**Problem**
Every line of the data is to be reproduced exactly.

[Records from a data source]
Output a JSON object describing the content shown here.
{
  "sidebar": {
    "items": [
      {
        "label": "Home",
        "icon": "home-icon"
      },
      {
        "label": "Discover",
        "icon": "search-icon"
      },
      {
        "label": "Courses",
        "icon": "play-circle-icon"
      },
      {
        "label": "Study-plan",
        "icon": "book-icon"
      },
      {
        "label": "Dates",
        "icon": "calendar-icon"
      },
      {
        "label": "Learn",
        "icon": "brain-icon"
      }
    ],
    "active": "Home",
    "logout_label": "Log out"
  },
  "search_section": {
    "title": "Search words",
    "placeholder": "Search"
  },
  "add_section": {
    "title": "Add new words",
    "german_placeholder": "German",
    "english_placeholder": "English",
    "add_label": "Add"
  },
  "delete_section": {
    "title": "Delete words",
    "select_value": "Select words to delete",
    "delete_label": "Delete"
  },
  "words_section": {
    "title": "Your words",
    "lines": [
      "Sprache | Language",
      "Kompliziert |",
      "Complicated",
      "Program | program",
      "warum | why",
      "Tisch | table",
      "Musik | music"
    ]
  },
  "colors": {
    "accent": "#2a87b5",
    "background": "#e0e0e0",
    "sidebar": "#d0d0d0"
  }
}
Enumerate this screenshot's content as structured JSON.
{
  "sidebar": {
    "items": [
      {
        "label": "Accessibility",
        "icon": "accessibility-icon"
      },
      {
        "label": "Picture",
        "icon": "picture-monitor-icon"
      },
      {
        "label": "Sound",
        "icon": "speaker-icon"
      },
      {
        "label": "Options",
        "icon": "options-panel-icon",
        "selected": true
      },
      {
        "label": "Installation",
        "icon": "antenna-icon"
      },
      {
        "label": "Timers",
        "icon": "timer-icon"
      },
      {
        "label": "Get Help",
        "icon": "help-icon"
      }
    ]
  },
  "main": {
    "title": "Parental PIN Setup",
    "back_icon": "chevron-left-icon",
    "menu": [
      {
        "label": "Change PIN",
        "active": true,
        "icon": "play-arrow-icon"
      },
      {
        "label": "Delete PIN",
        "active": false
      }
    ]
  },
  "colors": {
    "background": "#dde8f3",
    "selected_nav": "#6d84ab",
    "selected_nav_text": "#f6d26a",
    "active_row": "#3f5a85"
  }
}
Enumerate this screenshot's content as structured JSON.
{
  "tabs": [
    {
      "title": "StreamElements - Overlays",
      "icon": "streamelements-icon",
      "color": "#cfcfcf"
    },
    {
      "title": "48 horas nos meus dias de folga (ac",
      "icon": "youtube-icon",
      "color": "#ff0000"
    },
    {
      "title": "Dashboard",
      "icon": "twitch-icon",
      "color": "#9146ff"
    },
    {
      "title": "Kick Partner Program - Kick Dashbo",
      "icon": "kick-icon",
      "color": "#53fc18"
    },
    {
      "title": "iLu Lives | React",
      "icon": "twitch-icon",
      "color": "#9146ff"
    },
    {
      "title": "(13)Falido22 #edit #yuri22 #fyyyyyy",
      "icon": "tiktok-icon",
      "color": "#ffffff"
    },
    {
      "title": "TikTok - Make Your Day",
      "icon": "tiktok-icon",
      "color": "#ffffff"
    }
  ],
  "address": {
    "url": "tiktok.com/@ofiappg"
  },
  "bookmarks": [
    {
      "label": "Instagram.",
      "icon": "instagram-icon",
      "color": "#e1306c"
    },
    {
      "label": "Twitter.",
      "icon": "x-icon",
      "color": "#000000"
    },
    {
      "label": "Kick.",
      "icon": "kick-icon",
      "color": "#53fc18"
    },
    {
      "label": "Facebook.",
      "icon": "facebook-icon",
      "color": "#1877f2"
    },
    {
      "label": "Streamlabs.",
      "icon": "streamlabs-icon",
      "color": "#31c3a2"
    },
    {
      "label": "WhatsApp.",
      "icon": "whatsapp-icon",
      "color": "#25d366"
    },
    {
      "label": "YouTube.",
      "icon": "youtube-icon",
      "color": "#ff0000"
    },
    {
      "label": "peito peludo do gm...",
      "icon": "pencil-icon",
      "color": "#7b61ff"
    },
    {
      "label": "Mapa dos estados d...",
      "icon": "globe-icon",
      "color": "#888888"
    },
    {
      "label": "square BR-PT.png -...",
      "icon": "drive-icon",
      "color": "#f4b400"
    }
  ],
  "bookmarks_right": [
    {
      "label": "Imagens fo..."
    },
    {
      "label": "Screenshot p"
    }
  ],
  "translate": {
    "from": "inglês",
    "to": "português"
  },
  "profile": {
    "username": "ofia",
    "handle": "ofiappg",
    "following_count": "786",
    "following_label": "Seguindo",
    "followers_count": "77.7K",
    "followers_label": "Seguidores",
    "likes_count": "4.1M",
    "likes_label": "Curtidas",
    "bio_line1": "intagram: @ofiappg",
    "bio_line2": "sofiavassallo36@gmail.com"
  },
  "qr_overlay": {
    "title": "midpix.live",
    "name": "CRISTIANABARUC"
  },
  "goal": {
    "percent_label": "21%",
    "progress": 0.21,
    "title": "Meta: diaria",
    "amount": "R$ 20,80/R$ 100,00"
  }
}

**Exercise result**
Output a JSON object describing the content shown here.
{
  "sidebar": {
    "items": [
      {
        "label": "Home",
        "icon": "home-icon"
      },
      {
        "label": "Discover",
        "icon": "search-icon"
      },
      {
        "label": "Courses",
        "icon": "play-circle-icon"
      },
      {
        "label": "Study-plan",
        "icon": "book-icon"
      },
      {
        "label": "Dates",
        "icon": "calendar-icon"
      },
      {
        "label": "Learn",
        "icon": "brain-icon"
      }
    ],
    "active": "Home",
    "logout_label": "Log out"
  },
  "search_section": {
    "title": "Search words",
    "placeholder": "Search"
  },
  "add_section": {
    "title": "Add new words",
    "german_placeholder": "German",
    "english_placeholder": "English",
    "add_label": "Add"
  },
  "delete_section": {
    "title": "Delete words",
    "select_value": "Select words to delete",
    "delete_label": "Delete"
  },
  "words_section": {
    "title": "Your words",
    "lines": [
      "Sprache | Language",
      "Kompliziert |",
      "Complicated",
      "Program | program",
      "warum | why",
      "Tisch | table",
      "Musik | music"
    ]
  },
  "colors": {
    "accent": "#2a87b5",
    "background": "#e0e0e0",
    "sidebar": "#d0d0d0"
  }
}
Enumerate this screenshot's content as structured JSON.
{
  "sidebar": {
    "items": [
      {
        "label": "Accessibility",
        "icon": "accessibility-icon"
      },
      {
        "label": "Picture",
        "icon": "picture-monitor-icon"
      },
      {
        "label": "Sound",
        "icon": "speaker-icon"
      },
      {
        "label": "Options",
        "icon": "options-panel-icon",
        "selected": true
      },
      {
        "label": "Installation",
        "icon": "antenna-icon"
      },
      {
        "label": "Timers",
        "icon": "timer-icon"
      },
      {
        "label": "Get Help",
        "icon": "help-icon"
      }
    ]
  },
  "main": {
    "title": "Parental PIN Setup",
    "back_icon": "chevron-left-icon",
    "menu": [
      {
        "label": "Change PIN",
        "active": true,
        "icon": "play-arrow-icon"
      },
      {
        "label": "Delete PIN",
        "active": false
      }
    ]
  },
  "colors": {
    "background": "#dde8f3",
    "selected_nav": "#6d84ab",
    "selected_nav_text": "#f6d26a",
    "active_row": "#3f5a85"
  }
}
Enumerate this screenshot's content as structured JSON.
{
  "tabs": [
    {
      "title": "StreamElements - Overlays",
      "icon": "streamelements-icon",
      "color": "#cfcfcf"
    },
    {
      "title": "48 horas nos meus dias de folga (ac",
      "icon": "youtube-icon",
      "color": "#ff0000"
    },
    {
      "title": "Dashboard",
      "icon": "twitch-icon",
      "color": "#9146ff"
    },
    {
      "title": "Kick Partner Program - Kick Dashbo",
      "icon": "kick-icon",
      "color": "#53fc18"
    },
    {
      "title": "iLu Lives | React",
      "icon": "twitch-icon",
      "color": "#9146ff"
    },
    {
      "title": "(13)Falido22 #edit #yuri22 #fyyyyyy",
      "icon": "tiktok-icon",
      "color": "#ffffff"
    },
    {
      "title": "TikTok - Make Your Day",
      "icon": "tiktok-icon",
      "color": "#ffffff"
    }
  ],
  "address": {
    "url": "tiktok.com/@ofiappg"
  },
  "bookmarks": [
    {
      "label": "Instagram.",
      "icon": "instagram-icon",
      "color": "#e1306c"
    },
    {
      "label": "Twitter.",
      "icon": "x-icon",
      "color": "#000000"
    },
    {
      "label": "Kick.",
      "icon": "kick-icon",
      "color": "#53fc18"
    },
    {
      "label": "Facebook.",
      "icon": "facebook-icon",
      "color": "#1877f2"
    },
    {
      "label": "Streamlabs.",
      "icon": "streamlabs-icon",
      "color": "#31c3a2"
    },
    {
      "label": "WhatsApp.",
      "icon": "whatsapp-icon",
      "color": "#25d366"
    },
    {
      "label": "YouTube.",
      "icon": "youtube-icon",
      "color": "#ff0000"
    },
    {
      "label": "peito peludo do gm...",
      "icon": "pencil-icon",
      "color": "#7b61ff"
    },
    {
      "label": "Mapa dos estados d...",
      "icon": "globe-icon",
      "color": "#888888"
    },
    {
      "label": "square BR-PT.png -...",
      "icon": "drive-icon",
      "color": "#f4b400"
    }
  ],
  "bookmarks_right": [
    {
      "label": "Imagens fo..."
    },
    {
      "label": "Screenshot p"
    }
  ],
  "translate": {
    "from": "inglês",
    "to": "português"
  },
  "profile": {
    "username": "ofia",
    "handle": "ofiappg",
    "following_count": "786",
    "following_label": "Seguindo",
    "followers_count": "77.7K",
    "followers_label": "Seguidores",
    "likes_count": "4.1M",
    "likes_label": "Curtidas",
    "bio_line1": "intagram: @ofiappg",
    "bio_line2": "sofiavassallo36@gmail.com"
  },
  "qr_overlay": {
    "title": "midpix.live",
    "name": "CRISTIANABARUC"
  },
  "goal": {
    "percent_label": "21%",
    "progress": 0.21,
    "title": "Meta: diaria",
    "amount": "R$ 20,80/R$ 100,00"
  }
}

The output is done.